WHAT IS CLASSIC REMARKS?
Classic Remarks is a meme hosted here at Pages Unbound that poses questions each Friday about classic literature and asks participants to engage in ongoing discussions surrounding not only themes in the novels but also questions about canon formation, the “timelessness” of literature, and modes of interpretation.
HOW CAN I PARTICIPATE?
Leave your link to your post on your own blog in the comments below. And feel free to comment with your thoughts even if you are not officially participating with a full post!
(Readers who like past prompts but missed them have also answered them on their blog later and linked back to us at Pages Unbound, so feel free to do that, too!)
THIS WEEK’S PROMPT:
Recommend a Diverse Classic
PBS’s The Great American Read, an eight-part television series celebrating and discussing America’s top 100 novels as chosen by a survey of approximately 7,200 people, introduced me to the Chicano classic Bless Me, Ultima by Rudolfo Anaya back in 2018. Although I learned that the book has made it onto some regional school lists, I had never even heard the title before. I was in for a treat.
Bless Me, Ultima recounts the story of Antonio, a boy growing up on the edge of the llano. Torn between his mother’s love for the earth and his father’s love of freedom, his belief in the Catholic church and the miracles he has seen performed by Ultima the curandera, Antonio struggles to find his place in the world.
I often feel drawn to books that explore the struggles characters have with faith. For some people, faith is such a clear-cut thing, a solid truth they can rely on throughout life. Others, however, may find tension in how faith seems to conflict with reason, or how one faith contradicts another. Antonio is confused because he has been raised Catholic, but he sees that Ultima relies on wisdom from her ancestors that the church rejects–and consequently, seems to have great power. How can he reconcile the two worldviews?
Bless Me, Ultima is a coming-of-age story because Antonio must come to the realization that not everything authority figures have told him may be true. He has to work through disillusionment and determine what he believes in, and what kind of life he wants to lead. He no longer has to capacity to accept whatever he is told, because he knows now that the world is full of contradictions. He has to resolve those contradictions within himself.

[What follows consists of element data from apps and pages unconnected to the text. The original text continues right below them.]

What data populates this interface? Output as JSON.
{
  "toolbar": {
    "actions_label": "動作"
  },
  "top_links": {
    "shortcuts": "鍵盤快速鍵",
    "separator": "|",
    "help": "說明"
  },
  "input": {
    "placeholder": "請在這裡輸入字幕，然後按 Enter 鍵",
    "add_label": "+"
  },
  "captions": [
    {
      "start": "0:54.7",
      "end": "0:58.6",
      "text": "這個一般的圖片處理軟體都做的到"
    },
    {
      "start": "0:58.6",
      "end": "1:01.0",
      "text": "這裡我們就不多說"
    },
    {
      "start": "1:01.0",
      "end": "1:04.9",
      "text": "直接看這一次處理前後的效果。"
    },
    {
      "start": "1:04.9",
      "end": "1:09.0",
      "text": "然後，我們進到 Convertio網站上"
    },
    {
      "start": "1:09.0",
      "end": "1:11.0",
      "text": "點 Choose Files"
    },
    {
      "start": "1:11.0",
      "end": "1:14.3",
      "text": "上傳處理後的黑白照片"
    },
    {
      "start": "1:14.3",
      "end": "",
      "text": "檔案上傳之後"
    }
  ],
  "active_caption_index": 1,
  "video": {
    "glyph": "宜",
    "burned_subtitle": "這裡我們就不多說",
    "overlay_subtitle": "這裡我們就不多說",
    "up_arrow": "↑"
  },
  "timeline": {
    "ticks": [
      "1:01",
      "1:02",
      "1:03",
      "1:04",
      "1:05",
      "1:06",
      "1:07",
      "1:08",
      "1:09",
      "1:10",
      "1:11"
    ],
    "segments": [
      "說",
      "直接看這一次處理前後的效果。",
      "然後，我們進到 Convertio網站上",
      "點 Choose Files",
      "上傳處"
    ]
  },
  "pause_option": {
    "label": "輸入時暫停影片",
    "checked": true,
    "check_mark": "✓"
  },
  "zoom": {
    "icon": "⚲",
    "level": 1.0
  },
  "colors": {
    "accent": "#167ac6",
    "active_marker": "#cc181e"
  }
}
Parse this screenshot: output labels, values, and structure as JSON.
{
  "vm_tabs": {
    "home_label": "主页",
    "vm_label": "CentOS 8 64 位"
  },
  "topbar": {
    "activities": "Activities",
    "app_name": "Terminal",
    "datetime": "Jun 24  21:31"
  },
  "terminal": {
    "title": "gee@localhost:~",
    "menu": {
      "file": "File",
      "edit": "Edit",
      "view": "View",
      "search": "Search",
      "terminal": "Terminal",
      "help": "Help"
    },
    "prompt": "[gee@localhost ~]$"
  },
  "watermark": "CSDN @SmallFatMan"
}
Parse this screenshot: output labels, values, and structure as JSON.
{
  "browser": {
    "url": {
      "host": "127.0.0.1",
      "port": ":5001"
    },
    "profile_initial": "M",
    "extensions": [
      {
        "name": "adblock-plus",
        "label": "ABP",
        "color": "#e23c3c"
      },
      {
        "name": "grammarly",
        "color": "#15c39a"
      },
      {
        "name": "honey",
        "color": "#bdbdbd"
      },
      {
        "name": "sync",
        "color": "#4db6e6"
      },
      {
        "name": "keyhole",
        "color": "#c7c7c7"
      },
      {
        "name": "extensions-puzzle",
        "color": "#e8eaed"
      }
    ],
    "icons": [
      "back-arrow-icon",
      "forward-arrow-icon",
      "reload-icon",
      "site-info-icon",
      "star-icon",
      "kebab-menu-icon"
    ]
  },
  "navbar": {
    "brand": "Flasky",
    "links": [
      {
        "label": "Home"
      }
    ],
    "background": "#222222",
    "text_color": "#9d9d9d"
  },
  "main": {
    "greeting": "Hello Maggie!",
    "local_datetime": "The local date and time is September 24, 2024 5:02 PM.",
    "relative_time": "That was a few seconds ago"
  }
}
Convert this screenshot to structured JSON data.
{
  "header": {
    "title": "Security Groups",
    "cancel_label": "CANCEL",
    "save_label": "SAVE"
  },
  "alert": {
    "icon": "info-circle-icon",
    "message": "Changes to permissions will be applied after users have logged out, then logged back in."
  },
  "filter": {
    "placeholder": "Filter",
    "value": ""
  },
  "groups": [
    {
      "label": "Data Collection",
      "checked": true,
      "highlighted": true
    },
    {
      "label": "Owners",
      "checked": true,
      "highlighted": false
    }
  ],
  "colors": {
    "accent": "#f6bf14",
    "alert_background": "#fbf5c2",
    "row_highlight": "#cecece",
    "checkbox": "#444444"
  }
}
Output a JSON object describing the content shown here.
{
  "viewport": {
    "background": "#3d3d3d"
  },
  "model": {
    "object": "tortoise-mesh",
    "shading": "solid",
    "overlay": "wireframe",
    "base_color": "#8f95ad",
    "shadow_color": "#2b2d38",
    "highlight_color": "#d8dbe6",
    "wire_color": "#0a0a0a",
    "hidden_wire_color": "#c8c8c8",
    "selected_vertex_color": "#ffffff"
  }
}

Some have found Bless Me, Ultima controversial, but I enjoyed the honest look Rudolfo Anaya provides of one boy’s interior life. Antonio is not perfect, it is true. He is human. And so he should be expected to have questions, to make mistakes, to wonder what is true, and to long for more certainty than the world can ever give. Antonio’s story is beautiful because it is real.